The talayotic village of Capocorb Vell is one of the best conserved on Majorca. This walled area conserves five talayots, two of which are square and three are circular, one having two floors. Predating these (6th century BCE) are groups of dwellings mostly consisting of a square room, sometimes with an antechamber in front of it.
Although some 28 have been counted so far, the village is known to have extended much further to the northeast. Furthermore, the village is believed to have had a sanctuary that was destroyed in the construction work on a nearby military road.
It is a somewhat atypical Talayotic settlement due to the fact that it remained inhabited until the Middle Ages, during which time it underwent few changes. Some archaeologists believe that more than a settlement, it might be a ceremonial area near a settlement, and that the settlement itself must have been around 100 metres further southwest, where today the Capocorb Vell house stands. That would not be surprising because on Mallorca the Talayotic sites have traditionally been used as sources of construction materials.
The first scientific excavations were carried out by Josep Colominas Roca (1918) and was also studied by archaeologists L. C. Watelin and Albert Mayr.
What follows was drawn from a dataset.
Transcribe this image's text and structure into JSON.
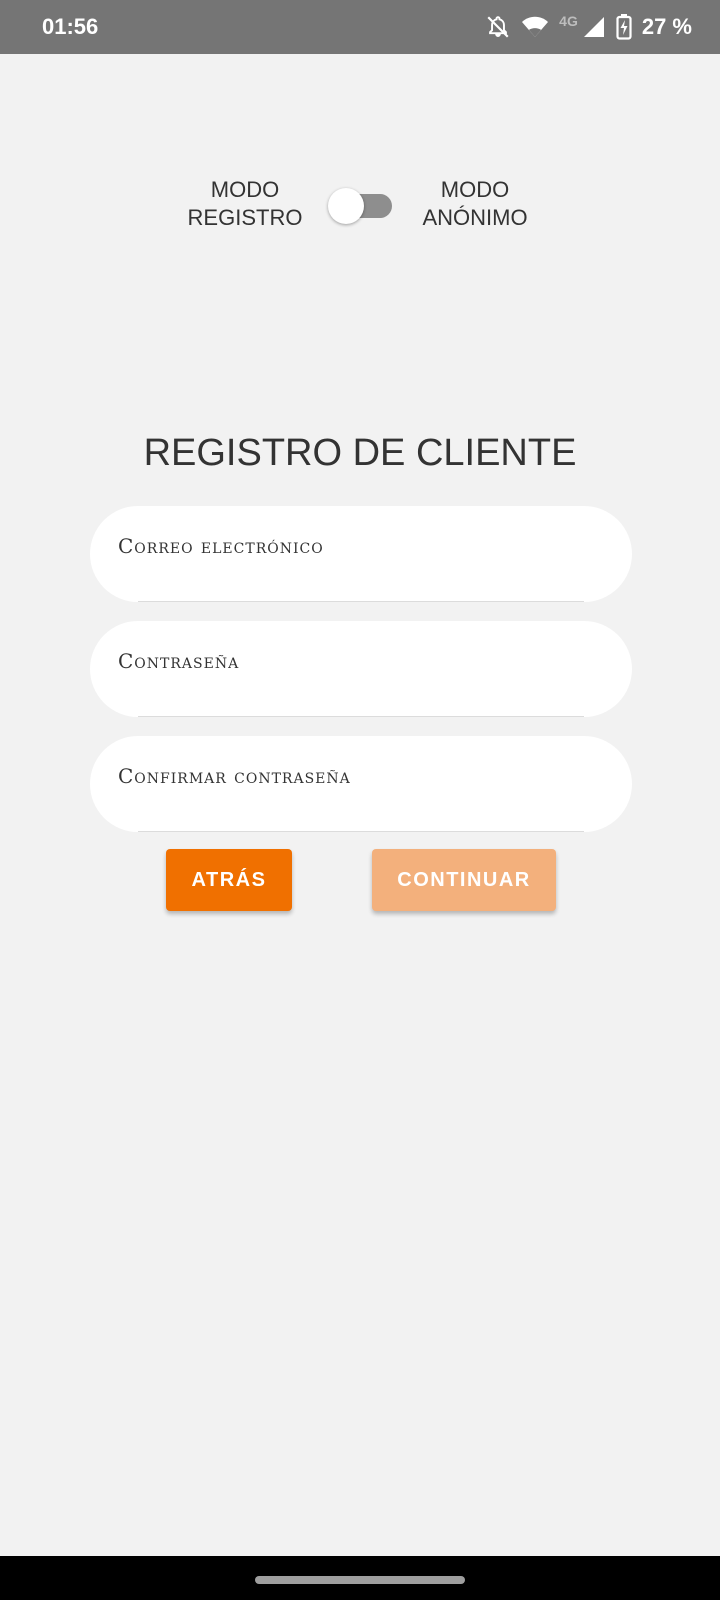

New excavations were undertaken in the 1960s, led by Bartomeu Font Obrador. It was listed as a Historic-Artistic Monument in 1931.